“I’m going to be very nervous,” Bell said. “I didn’t think this would actually happen.”
Seriously, Bell knows he has a big seat to fill as NBC’s executive producer for the Olympics in London. Previously, that role was played by former NBC Sports chairman Dick Ebersol, who personally called the shots for every Olympics televised by the network since 1988.
Now with Ebersol stepping aside and only serving as a consultant in London, it will be Bell, 44, who will be making the big decisions during NBC’s massive coverage of the Games.
He hardly is a rookie. He is executive producer of Today and has worked under Ebersol for several Olympics.
A former All-Ivy defensive lineman at Harvard, Bell talks about the challenge that lies ahead of him in London.
What did you learn from Ebersol?
Oh, let’s see. Only everything. He’s an amazing guy.
He taught me that pace is very important to the telecast. His philosophy was to keep it moving.
Also, he taught the importance of having a plan. Planning out everything to the minute, but also knowing when you have to change off that plan.
Will it be different not seeing him in the big chair?
It’ll be different, sure. I’ll consult with him every day.
Will you will bring a certain style to the telecasts?
We’ll have to see. I expect what’s worked will in the past will work well again. At its core is storytelling.
Dick used to say if you don’t make the athletes empathetic, you won’t get the women to watch. What do you think in that regard?
I think there’s something to that. I might choose the word humanity. You’re talking about sports most viewers don’t follow. So it is important to personalize the athletes.
What has it been like to prepare for the Games?
One of the more interesting aspects is that you get two years to prepare for two weeks. You could make a decision 18 months out and not be bound by it. Something will happen you didn’t plan for during the Olympics.
Seriously, how do think you’ll feel when it all begins with the Opening Ceremonies?
We’ve done this for 20-plus years. Who was the guy?

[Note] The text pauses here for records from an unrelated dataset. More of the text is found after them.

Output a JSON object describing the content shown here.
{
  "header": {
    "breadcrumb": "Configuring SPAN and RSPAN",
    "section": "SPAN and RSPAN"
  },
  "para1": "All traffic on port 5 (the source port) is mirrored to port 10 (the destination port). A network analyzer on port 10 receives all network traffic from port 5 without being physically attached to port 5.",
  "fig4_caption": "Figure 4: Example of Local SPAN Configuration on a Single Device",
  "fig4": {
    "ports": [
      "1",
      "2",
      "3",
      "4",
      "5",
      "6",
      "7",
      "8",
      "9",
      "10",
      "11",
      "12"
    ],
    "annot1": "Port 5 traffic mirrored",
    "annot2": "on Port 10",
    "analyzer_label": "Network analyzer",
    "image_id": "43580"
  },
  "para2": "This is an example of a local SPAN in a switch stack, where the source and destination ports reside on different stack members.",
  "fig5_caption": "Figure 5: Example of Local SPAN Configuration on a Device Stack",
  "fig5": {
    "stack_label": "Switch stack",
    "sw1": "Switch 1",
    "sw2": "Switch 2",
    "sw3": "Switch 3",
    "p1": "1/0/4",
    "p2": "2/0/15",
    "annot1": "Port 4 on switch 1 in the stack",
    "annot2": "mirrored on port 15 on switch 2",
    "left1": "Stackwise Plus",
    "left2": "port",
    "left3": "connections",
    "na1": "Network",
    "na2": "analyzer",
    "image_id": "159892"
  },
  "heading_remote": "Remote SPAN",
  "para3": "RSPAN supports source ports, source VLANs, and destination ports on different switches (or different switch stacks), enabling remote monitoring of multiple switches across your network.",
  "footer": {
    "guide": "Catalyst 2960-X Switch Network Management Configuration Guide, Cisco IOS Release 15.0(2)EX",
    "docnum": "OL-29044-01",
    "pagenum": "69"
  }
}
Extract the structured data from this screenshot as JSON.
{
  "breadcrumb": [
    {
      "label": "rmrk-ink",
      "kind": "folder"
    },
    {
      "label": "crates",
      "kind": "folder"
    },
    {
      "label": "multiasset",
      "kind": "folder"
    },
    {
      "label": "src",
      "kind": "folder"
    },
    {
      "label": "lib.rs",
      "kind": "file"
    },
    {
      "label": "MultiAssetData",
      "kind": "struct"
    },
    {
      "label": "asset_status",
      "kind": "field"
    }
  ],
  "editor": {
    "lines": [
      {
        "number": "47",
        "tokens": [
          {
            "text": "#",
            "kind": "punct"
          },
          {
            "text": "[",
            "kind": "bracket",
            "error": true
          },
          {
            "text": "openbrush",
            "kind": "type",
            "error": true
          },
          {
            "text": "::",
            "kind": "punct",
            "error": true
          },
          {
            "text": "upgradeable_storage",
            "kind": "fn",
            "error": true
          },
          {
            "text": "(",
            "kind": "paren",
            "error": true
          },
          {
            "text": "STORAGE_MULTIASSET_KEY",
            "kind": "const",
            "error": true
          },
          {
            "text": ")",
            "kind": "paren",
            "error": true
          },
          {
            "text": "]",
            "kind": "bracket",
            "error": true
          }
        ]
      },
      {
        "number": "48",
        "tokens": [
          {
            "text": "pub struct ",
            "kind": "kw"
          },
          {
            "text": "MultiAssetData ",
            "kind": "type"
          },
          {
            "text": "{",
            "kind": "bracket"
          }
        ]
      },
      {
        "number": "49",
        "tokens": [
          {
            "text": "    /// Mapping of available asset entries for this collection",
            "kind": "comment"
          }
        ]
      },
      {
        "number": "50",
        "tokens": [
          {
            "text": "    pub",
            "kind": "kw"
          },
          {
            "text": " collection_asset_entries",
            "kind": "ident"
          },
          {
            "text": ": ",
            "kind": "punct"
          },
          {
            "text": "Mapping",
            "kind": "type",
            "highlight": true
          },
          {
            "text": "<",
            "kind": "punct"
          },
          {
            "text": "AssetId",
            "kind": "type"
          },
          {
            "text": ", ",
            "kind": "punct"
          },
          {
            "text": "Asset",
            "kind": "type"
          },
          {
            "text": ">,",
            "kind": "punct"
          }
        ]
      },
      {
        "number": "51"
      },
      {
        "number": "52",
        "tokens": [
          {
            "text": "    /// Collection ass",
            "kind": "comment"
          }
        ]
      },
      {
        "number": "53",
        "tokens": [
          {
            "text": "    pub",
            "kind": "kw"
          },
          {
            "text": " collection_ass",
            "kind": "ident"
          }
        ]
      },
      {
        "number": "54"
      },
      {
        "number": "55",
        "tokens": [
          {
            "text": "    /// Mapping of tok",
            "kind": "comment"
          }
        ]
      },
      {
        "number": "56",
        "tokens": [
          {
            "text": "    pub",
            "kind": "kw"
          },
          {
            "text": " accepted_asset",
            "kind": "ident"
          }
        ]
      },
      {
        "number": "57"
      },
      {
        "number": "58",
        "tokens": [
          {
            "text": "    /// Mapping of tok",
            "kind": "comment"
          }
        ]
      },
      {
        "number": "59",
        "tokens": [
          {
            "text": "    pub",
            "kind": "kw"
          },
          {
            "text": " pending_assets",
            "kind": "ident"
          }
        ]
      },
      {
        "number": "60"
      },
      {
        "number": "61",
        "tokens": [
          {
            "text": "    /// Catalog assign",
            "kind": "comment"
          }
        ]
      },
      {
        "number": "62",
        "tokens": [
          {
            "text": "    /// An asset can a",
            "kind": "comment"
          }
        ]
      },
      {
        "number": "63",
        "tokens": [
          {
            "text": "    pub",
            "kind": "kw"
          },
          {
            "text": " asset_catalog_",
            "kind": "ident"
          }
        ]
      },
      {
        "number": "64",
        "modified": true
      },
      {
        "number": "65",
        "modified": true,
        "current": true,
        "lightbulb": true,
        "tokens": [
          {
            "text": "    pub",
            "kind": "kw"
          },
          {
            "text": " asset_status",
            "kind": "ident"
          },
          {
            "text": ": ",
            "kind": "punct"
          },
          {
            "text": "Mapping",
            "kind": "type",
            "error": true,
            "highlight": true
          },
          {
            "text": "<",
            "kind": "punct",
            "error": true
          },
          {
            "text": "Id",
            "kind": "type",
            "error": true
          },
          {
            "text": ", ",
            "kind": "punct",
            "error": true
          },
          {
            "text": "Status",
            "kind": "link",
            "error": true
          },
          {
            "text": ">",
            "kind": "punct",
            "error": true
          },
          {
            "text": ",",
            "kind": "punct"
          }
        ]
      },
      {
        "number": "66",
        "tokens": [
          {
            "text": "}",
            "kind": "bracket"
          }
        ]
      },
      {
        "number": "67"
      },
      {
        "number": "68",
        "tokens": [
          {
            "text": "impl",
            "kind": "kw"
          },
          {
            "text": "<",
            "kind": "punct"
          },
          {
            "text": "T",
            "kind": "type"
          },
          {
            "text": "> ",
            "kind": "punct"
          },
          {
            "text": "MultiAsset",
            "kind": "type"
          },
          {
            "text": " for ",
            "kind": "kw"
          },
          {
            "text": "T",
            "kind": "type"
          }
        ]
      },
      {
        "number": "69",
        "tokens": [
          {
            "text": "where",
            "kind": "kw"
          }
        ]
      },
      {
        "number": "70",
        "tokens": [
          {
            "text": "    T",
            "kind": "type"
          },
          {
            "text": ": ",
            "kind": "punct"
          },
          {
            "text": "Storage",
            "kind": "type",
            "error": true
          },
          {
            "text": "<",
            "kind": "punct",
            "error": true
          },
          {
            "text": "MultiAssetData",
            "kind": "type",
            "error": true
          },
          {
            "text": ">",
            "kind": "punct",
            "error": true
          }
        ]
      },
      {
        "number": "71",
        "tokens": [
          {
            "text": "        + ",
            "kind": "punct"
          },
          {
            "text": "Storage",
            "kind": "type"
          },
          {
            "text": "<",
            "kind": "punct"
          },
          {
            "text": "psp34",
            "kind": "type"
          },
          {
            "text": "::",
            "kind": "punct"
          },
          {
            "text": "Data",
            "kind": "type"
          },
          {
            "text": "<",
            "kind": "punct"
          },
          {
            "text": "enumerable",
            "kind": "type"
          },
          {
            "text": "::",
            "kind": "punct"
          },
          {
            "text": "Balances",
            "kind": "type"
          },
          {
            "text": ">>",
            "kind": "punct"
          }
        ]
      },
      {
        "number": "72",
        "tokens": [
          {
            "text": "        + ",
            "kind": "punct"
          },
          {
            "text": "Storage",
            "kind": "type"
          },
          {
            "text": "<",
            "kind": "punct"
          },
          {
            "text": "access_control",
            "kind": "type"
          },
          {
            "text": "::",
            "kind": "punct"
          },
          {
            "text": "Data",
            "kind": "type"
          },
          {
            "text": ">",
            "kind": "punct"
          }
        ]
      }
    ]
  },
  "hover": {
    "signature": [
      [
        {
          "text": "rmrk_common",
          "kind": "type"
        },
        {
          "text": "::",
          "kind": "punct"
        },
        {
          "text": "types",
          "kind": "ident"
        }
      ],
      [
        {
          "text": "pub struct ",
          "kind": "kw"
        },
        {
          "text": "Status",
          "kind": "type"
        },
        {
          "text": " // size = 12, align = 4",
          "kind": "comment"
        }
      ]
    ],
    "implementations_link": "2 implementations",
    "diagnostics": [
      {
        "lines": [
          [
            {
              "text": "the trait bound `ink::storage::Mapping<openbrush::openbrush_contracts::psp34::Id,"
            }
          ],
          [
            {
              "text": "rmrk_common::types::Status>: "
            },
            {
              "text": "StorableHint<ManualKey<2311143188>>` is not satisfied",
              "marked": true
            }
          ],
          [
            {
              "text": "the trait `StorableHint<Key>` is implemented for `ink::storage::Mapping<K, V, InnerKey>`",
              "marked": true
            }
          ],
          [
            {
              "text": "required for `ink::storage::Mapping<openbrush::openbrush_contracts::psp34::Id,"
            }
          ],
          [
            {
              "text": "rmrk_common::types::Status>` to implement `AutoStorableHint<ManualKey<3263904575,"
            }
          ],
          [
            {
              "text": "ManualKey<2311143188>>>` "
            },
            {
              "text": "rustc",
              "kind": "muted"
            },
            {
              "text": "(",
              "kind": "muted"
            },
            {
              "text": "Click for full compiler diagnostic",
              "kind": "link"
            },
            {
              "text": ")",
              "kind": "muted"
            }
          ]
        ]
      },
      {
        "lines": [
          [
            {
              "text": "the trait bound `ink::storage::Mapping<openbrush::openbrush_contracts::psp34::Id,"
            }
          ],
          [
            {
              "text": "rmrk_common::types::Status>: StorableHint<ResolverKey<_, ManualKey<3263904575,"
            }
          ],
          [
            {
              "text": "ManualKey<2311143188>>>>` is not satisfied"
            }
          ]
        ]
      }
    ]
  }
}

Gladwell? (Malcom Gladwell) talked about the 10,000-hour rule (the amount of time to master something). Well, I will tell you there are people here who have 10,000 hours working the Olympics.
We’ve got people who know what they’re doing. It’s not about one person. It’s about the entire team.